Williams Syndrome (WS), aka Williams Beuren Syndrome, is a developmental disorder that we know about for some forty years. The cause for WS was detected only recently: a micro deletion on chromosome 7, more specifically at the region of chromosome 7q11.23. The cognitive and behavioral profile in WS is characterized by a marked discrepancy between verbal and non-verbal skills combined with relatively spared linguistic skills. Recent research has shown considerable progress defining the areas of intactness in linguistic abilities. This volume builds on that research, giving an overview of the psycholinguistic research undertaken and opening up new perspectives and insights through new data and analyses. This book is of interest to researchers of applied cognitive science and to linguists more occupied with theoretical research.

Table of contents

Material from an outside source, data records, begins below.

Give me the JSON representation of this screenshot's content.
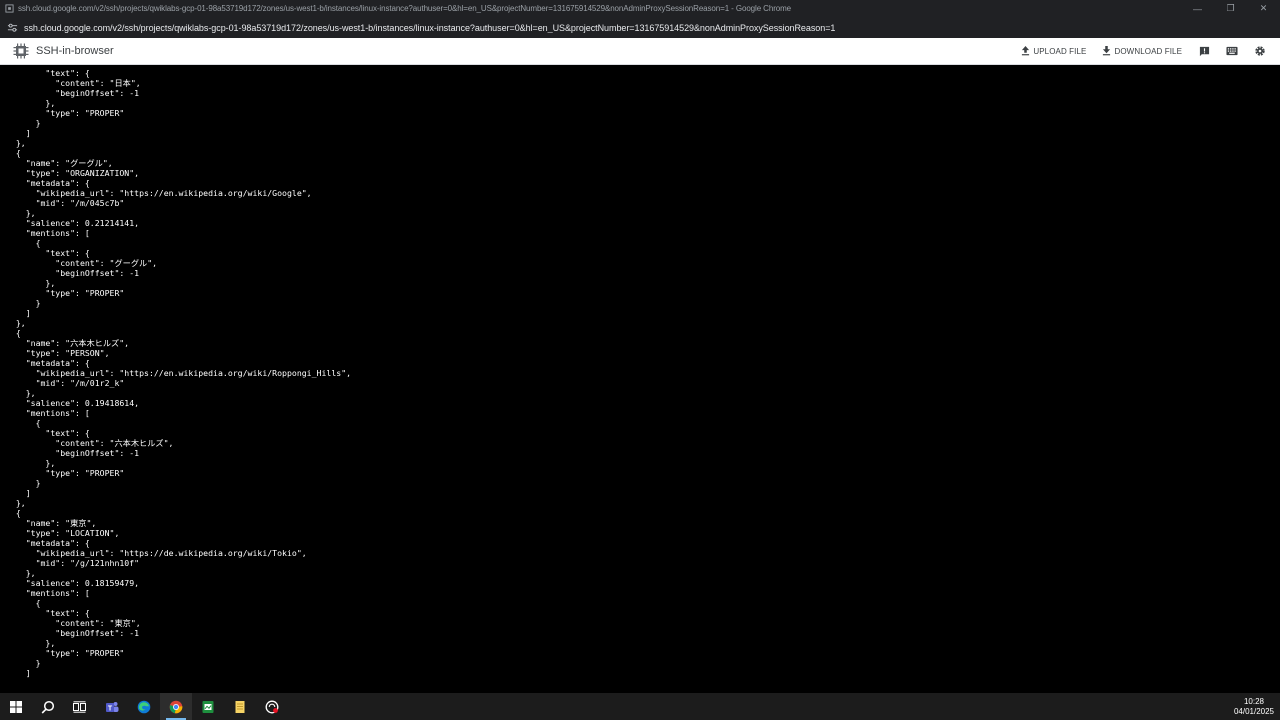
{
  "window": {
    "title": "ssh.cloud.google.com/v2/ssh/projects/qwiklabs-gcp-01-98a53719d172/zones/us-west1-b/instances/linux-instance?authuser=0&hl=en_US&projectNumber=131675914529&nonAdminProxySessionReason=1 - Google Chrome",
    "minimize": "—",
    "restore": "❐",
    "close": "✕"
  },
  "address": {
    "url": "ssh.cloud.google.com/v2/ssh/projects/qwiklabs-gcp-01-98a53719d172/zones/us-west1-b/instances/linux-instance?authuser=0&hl=en_US&projectNumber=131675914529&nonAdminProxySessionReason=1"
  },
  "toolbar": {
    "app_title": "SSH-in-browser",
    "upload_label": "UPLOAD FILE",
    "download_label": "DOWNLOAD FILE"
  },
  "terminal": {
    "lines": [
      "        \"text\": {",
      "          \"content\": \"日本\",",
      "          \"beginOffset\": -1",
      "        },",
      "        \"type\": \"PROPER\"",
      "      }",
      "    ]",
      "  },",
      "  {",
      "    \"name\": \"グーグル\",",
      "    \"type\": \"ORGANIZATION\",",
      "    \"metadata\": {",
      "      \"wikipedia_url\": \"https://en.wikipedia.org/wiki/Google\",",
      "      \"mid\": \"/m/045c7b\"",
      "    },",
      "    \"salience\": 0.21214141,",
      "    \"mentions\": [",
      "      {",
      "        \"text\": {",
      "          \"content\": \"グーグル\",",
      "          \"beginOffset\": -1",
      "        },",
      "        \"type\": \"PROPER\"",
      "      }",
      "    ]",
      "  },",
      "  {",
      "    \"name\": \"六本木ヒルズ\",",
      "    \"type\": \"PERSON\",",
      "    \"metadata\": {",
      "      \"wikipedia_url\": \"https://en.wikipedia.org/wiki/Roppongi_Hills\",",
      "      \"mid\": \"/m/01r2_k\"",
      "    },",
      "    \"salience\": 0.19418614,",
      "    \"mentions\": [",
      "      {",
      "        \"text\": {",
      "          \"content\": \"六本木ヒルズ\",",
      "          \"beginOffset\": -1",
      "        },",
      "        \"type\": \"PROPER\"",
      "      }",
      "    ]",
      "  },",
      "  {",
      "    \"name\": \"東京\",",
      "    \"type\": \"LOCATION\",",
      "    \"metadata\": {",
      "      \"wikipedia_url\": \"https://de.wikipedia.org/wiki/Tokio\",",
      "      \"mid\": \"/g/121nhn10f\"",
      "    },",
      "    \"salience\": 0.18159479,",
      "    \"mentions\": [",
      "      {",
      "        \"text\": {",
      "          \"content\": \"東京\",",
      "          \"beginOffset\": -1",
      "        },",
      "        \"type\": \"PROPER\"",
      "      }",
      "    ]"
    ]
  },
  "taskbar": {
    "time": "10:28",
    "date": "04/01/2025"
  },
  "colors": {
    "chrome_dark": "#202124",
    "terminal_bg": "#000000",
    "terminal_fg": "#ffffff",
    "taskbar_bg": "#1c1c1c",
    "accent": "#76b9ed"
  }
}
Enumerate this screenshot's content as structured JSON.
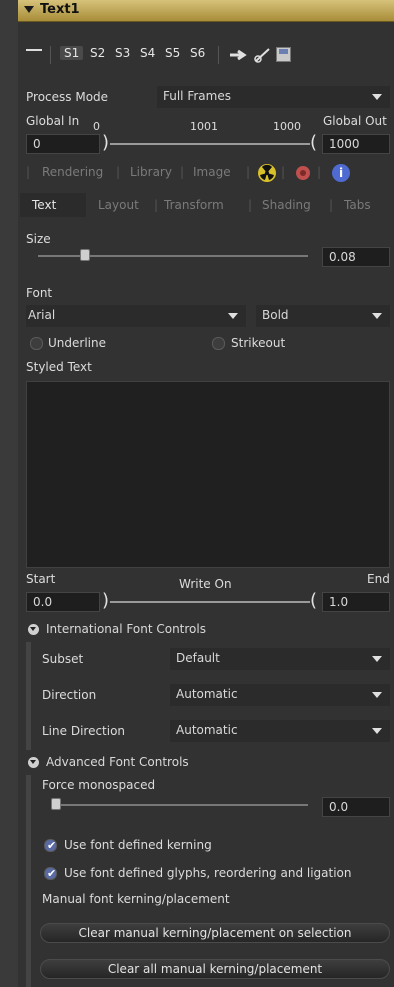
{
  "header": {
    "title": "Text1"
  },
  "toolbar": {
    "slots": [
      "S1",
      "S2",
      "S3",
      "S4",
      "S5",
      "S6"
    ]
  },
  "process_mode": {
    "label": "Process Mode",
    "value": "Full Frames"
  },
  "global_range": {
    "in_label": "Global In",
    "out_label": "Global Out",
    "in_value": "0",
    "out_value": "1000",
    "tick_start": "0",
    "tick_mid": "1001",
    "tick_end": "1000"
  },
  "tabs_row1": [
    "Rendering",
    "Library",
    "Image"
  ],
  "tabs_row2": [
    "Text",
    "Layout",
    "Transform",
    "Shading",
    "Tabs"
  ],
  "size": {
    "label": "Size",
    "value": "0.08"
  },
  "font": {
    "label": "Font",
    "family": "Arial",
    "style": "Bold"
  },
  "checkboxes": {
    "underline": "Underline",
    "strikeout": "Strikeout"
  },
  "styled_text": {
    "label": "Styled Text"
  },
  "write_on": {
    "start_label": "Start",
    "center_label": "Write On",
    "end_label": "End",
    "start_value": "0.0",
    "end_value": "1.0"
  },
  "international": {
    "title": "International Font Controls",
    "subset_label": "Subset",
    "subset_value": "Default",
    "direction_label": "Direction",
    "direction_value": "Automatic",
    "line_direction_label": "Line Direction",
    "line_direction_value": "Automatic"
  },
  "advanced": {
    "title": "Advanced Font Controls",
    "mono_label": "Force monospaced",
    "mono_value": "0.0",
    "kerning_label": "Use font defined kerning",
    "glyphs_label": "Use font defined glyphs, reordering and ligation",
    "manual_label": "Manual font kerning/placement",
    "clear_selection_button": "Clear manual kerning/placement on selection",
    "clear_all_button": "Clear all manual kerning/placement"
  },
  "colors": {
    "header": "#c9b25c",
    "checkbox_on": "#596aa4",
    "info": "#4f6bd1",
    "gear": "#c0504d",
    "radiation": "#d7c12a"
  }
}
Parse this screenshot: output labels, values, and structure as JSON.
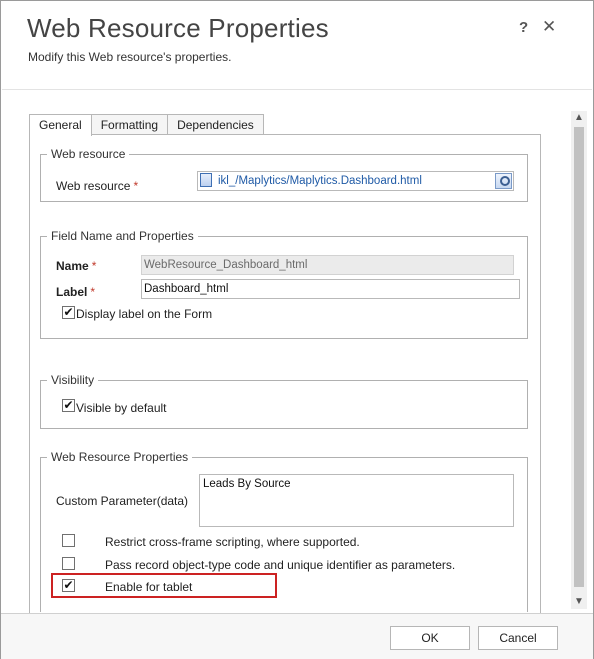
{
  "dialog": {
    "title": "Web Resource Properties",
    "subtitle": "Modify this Web resource's properties.",
    "help_glyph": "?",
    "close_glyph": "✕"
  },
  "tabs": [
    {
      "label": "General",
      "active": true
    },
    {
      "label": "Formatting",
      "active": false
    },
    {
      "label": "Dependencies",
      "active": false
    }
  ],
  "web_resource_section": {
    "legend": "Web resource",
    "field_label": "Web resource",
    "required_mark": "*",
    "value": "ikl_/Maplytics/Maplytics.Dashboard.html"
  },
  "field_name_section": {
    "legend": "Field Name and Properties",
    "name_label": "Name",
    "name_required_mark": "*",
    "name_value": "WebResource_Dashboard_html",
    "label_label": "Label",
    "label_required_mark": "*",
    "label_value": "Dashboard_html",
    "display_label_checkbox": "Display label on the Form",
    "display_label_checked": true
  },
  "visibility_section": {
    "legend": "Visibility",
    "visible_checkbox": "Visible by default",
    "visible_checked": true
  },
  "wr_props_section": {
    "legend": "Web Resource Properties",
    "custom_param_label": "Custom Parameter(data)",
    "custom_param_value": "Leads By Source",
    "restrict_label": "Restrict cross-frame scripting, where supported.",
    "restrict_checked": false,
    "pass_record_label": "Pass record object-type code and unique identifier as parameters.",
    "pass_record_checked": false,
    "tablet_label": "Enable for tablet",
    "tablet_checked": true,
    "highlight_color": "#cc2222"
  },
  "footer": {
    "ok_label": "OK",
    "cancel_label": "Cancel"
  },
  "glyphs": {
    "checkmark": "✔",
    "scroll_up": "▲",
    "scroll_down": "▼"
  }
}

Tables and figures vii
List of contributors ix
Williams syndrome: An introduction
Susanne Bartke and Julia Siegmüller 1–6
I. Phenotype and genotype in Williams syndrome
Williams syndrome from a clinical perspective
Julia Siegmüller and Susanne Bartke 9–37
Genetics of Williams-Beuren syndrome
Karl-Heinz Grzeschik 39–59
II. Language development and language competence in WS
Relations between language and cognition in Williams syndrome
Carolyn B. Mervis, Byron F. Robinson, Melissa L. Rowe, Angela M. Becerra and Bonita P. Klein-Tasman 63–92
Spared domain-specific cognitive capacities? Syntax and morphology in Williams syndrome and Down syndrome: 1
Chris Schaner-Wolles 93–124
Phonological processing in Williams syndrome
Steve Majerus 125–142
Fast mapping in Williams syndrome: A single case study
Marita Böhning, Franziska Starke and Jürgen Weissenborn 143–161
Language in preschool Italian children with Williams and Down syndromes
Virginia Volterra, Olga Capirci, Maria Cristina Caselli and Stefano Vicari 163–186
Language in Hungarian children with Williams syndrome
Ágnes Lukács, Csaba Pléh and Mihály Racsmány 187–220
Lexical and morphological skills in English-speaking children with Williams syndrome
Harald Clahsen, Melanie Ring and Christine Temple 221–244
Regular and irregular inflectional morphology in German Williams syndrome
Martina Penke and Marion Krause 245–270
Emergent linguistic competence in children with Williams syndrome: A study of Hebrew speaking toddlers
Yonata Levy 271–293
Wh-questions in Greek children with Williams syndrome: A comparison with SLI and normal development
Stavroula Stavrakaki 295–318
The comprehension of complex wh-questions in German-speaking individuals with WS: A multiple case study
Julia Siegmüller and Jürgen Weissenborn 319–343
Passives in German children with Williams syndrome
Susanne Bartke 345–370
Index of tests 371
Index of subjects

Publication Year: 2004
Publisher: John Benjamins
Review: Read the review
BibTex: View BibTex record
Linguistic Field(s): Language Acquisition
Language Disorders
Issue: All announcements sent out by The LINGUIST List are emailed to our subscribers and archived with the Library of Congress.
Click here to see the original emailed issue.

Format: Hardback
ISBN: 9027252955
ISBN-13: N/A
Pages: xvi, 385 pp.
Prices: Europe EURO 115.00
Format: Hardback
ISBN: 1588114945
ISBN-13: 9781588114945
Pages: xvi, 385 pp.
Prices: U.S. $ 155